The analysis of teenage pregnancy by the Family Policy Studies Centre, (FPSC) a leading research organisation, has found that although the United Kingdom has the highest rate of teenage births in Western Europe, it has remained fairly static since the early 1980s. Many countries, including Sweden, Denmark and Norway, have seen their teenage birth rates fall because of an increase in abortion rates rather than fewer young women becoming pregnant.

Teenage motherhood has only become an issue in our society because these young parents cannot support themselves and are forced to rely on benefits, said Ceridwen Roberts, director of the centre. "Societal values about teenage mothers have changed. The numbers are similar but 30 years ago they might have given their babies up or had shotgun marriages ... It is the income situation of these couples that has changed. Thirty years ago teenage parents were much more likely to be able to support themselves. There are only one or two 12-year-old mothers each year, the vast bulk of teenage mothers are aged 17,18, or 19. Twenty years ago this would not have been considered too young to have children," she said.

The report highlights the reduced life chances for teenage parents, 90 per cent of whom live on benefits for several years.

The labour market has changed so much that completing full-time education and gaining qualifications is much more important in getting a first job. Teenage parents who have stepped off the "educational ladder" become much more of an economic and social burden.

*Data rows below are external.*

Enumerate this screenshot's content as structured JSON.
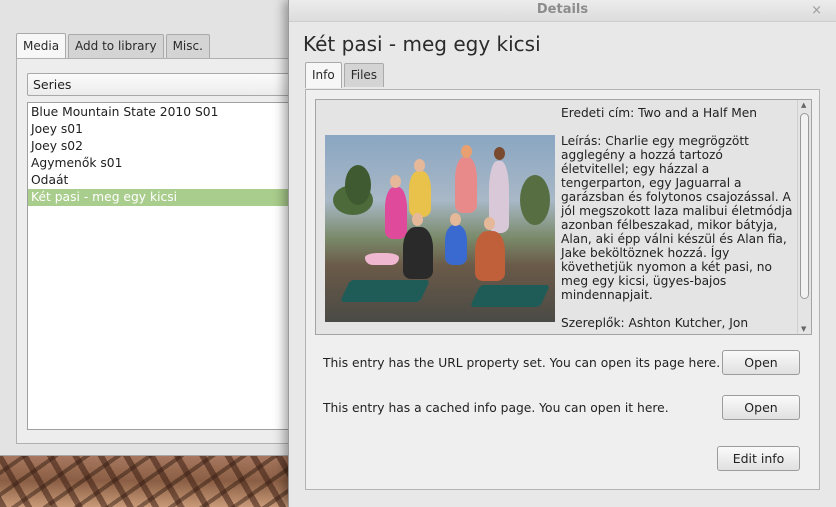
{
  "main_window": {
    "tabs": [
      {
        "label": "Media",
        "active": true
      },
      {
        "label": "Add to library",
        "active": false
      },
      {
        "label": "Misc.",
        "active": false
      }
    ],
    "category_select": "Series",
    "media_items": [
      {
        "label": "Blue Mountain State 2010 S01",
        "selected": false
      },
      {
        "label": "Joey s01",
        "selected": false
      },
      {
        "label": "Joey s02",
        "selected": false
      },
      {
        "label": "Agymenők s01",
        "selected": false
      },
      {
        "label": "Odaát",
        "selected": false
      },
      {
        "label": "Két pasi - meg egy kicsi",
        "selected": true
      }
    ],
    "selected_color": "#a9cd8c"
  },
  "dialog": {
    "window_title": "Details",
    "close_glyph": "×",
    "heading": "Két pasi - meg egy kicsi",
    "tabs": [
      {
        "label": "Info",
        "active": true
      },
      {
        "label": "Files",
        "active": false
      }
    ],
    "info": {
      "original_title": "Eredeti cím: Two and a Half Men",
      "description": "Leírás: Charlie egy megrögzött agglegény a hozzá tartozó életvitellel; egy házzal a tengerparton, egy Jaguarral a garázsban és folytonos csajozással. A jól megszokott laza malibui életmódja azonban félbeszakad, mikor bátyja, Alan, aki épp válni készül és Alan fia, Jake beköltöznek hozzá. Így követhetjük nyomon a két pasi, no meg egy kicsi, ügyes-bajos mindennapjait.",
      "cast": "Szereplők: Ashton  Kutcher, Jon"
    },
    "url_text": "This entry has the URL property set. You can open its page here.",
    "url_button": "Open",
    "cache_text": "This entry has a cached info page. You can open it here.",
    "cache_button": "Open",
    "edit_button": "Edit info",
    "icons": {
      "scroll_up": "scroll-up-arrow-icon",
      "scroll_down": "scroll-down-arrow-icon"
    }
  }
}
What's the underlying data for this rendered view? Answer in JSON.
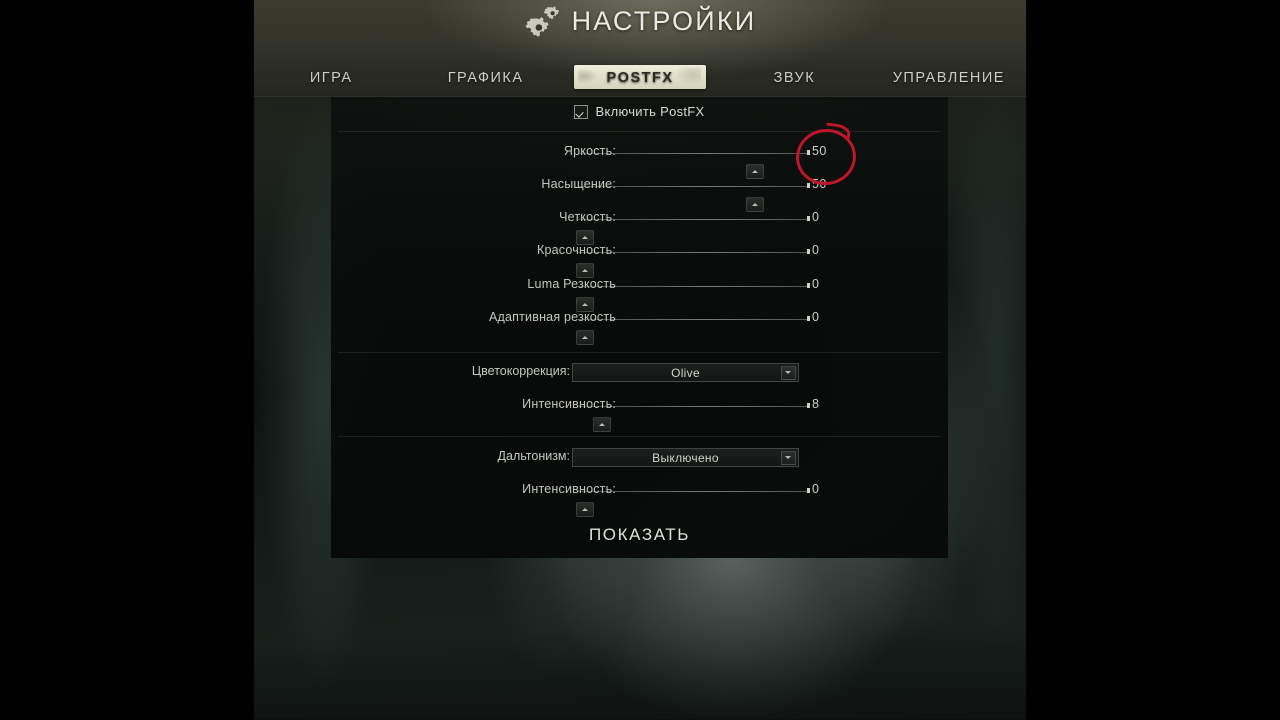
{
  "header": {
    "title": "НАСТРОЙКИ",
    "gears_icon": "gears-icon",
    "tabs": [
      {
        "label": "ИГРА",
        "active": false
      },
      {
        "label": "ГРАФИКА",
        "active": false
      },
      {
        "label": "POSTFX",
        "active": true
      },
      {
        "label": "ЗВУК",
        "active": false
      },
      {
        "label": "УПРАВЛЕНИЕ",
        "active": false
      }
    ]
  },
  "panel": {
    "enable": {
      "label": "Включить PostFX",
      "checked": true,
      "icon": "checkbox-checked-icon"
    },
    "sliders_group1": [
      {
        "label": "Яркость:",
        "value": "50",
        "pos": 73
      },
      {
        "label": "Насыщение:",
        "value": "50",
        "pos": 73
      },
      {
        "label": "Четкость:",
        "value": "0",
        "pos": 0
      },
      {
        "label": "Красочность:",
        "value": "0",
        "pos": 0
      },
      {
        "label": "Luma Резкость",
        "value": "0",
        "pos": 0
      },
      {
        "label": "Адаптивная резкость",
        "value": "0",
        "pos": 0
      }
    ],
    "color_correction": {
      "label": "Цветокоррекция:",
      "value": "Olive",
      "chevron_icon": "chevron-down-icon"
    },
    "color_intensity": {
      "label": "Интенсивность:",
      "value": "8",
      "pos": 7
    },
    "colorblind": {
      "label": "Дальтонизм:",
      "value": "Выключено",
      "chevron_icon": "chevron-down-icon"
    },
    "colorblind_intensity": {
      "label": "Интенсивность:",
      "value": "0",
      "pos": 0
    },
    "show_button": "ПОКАЗАТЬ"
  },
  "annotation": {
    "shape": "red-circle-highlight",
    "target": "Яркость value 50",
    "color": "#c0152a"
  }
}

Sex education, access to abortion and moral disapproval are not sufficient to reduce teenage pregnancy, the report argues. Tackling the disadvantage and poor job prospects is crucial, otherwise "a minority of young women will continue to invest in the only route into adulthood open to them - their sexuality and their ability to conceive - and everyone will pay the price."

In 1997, there were 95,500 conceptions by girls and women under 20 - 8,300 of whom were under the age of 16. There has been very little change in conception rates since the early 1970s with approximately eight girls in every thousand becoming pregnant before their 16th birthday.

Ms Roberts said: "The groups most at risk from early parenthood are those who have little going for them in our society... Reducing teenage pregnancy is really about tackling the poverty of opportunity that faces many young people particularly those in inner cities."

The Government aims to halve the rate of conceptions among under 18s by 2010. Tessa Jowell, the Public Health minister, will tell an FPSC conference today: "The problem of teenage pregnancy and poor sexual health is not going to go away by itself. The Government is not giving up on it."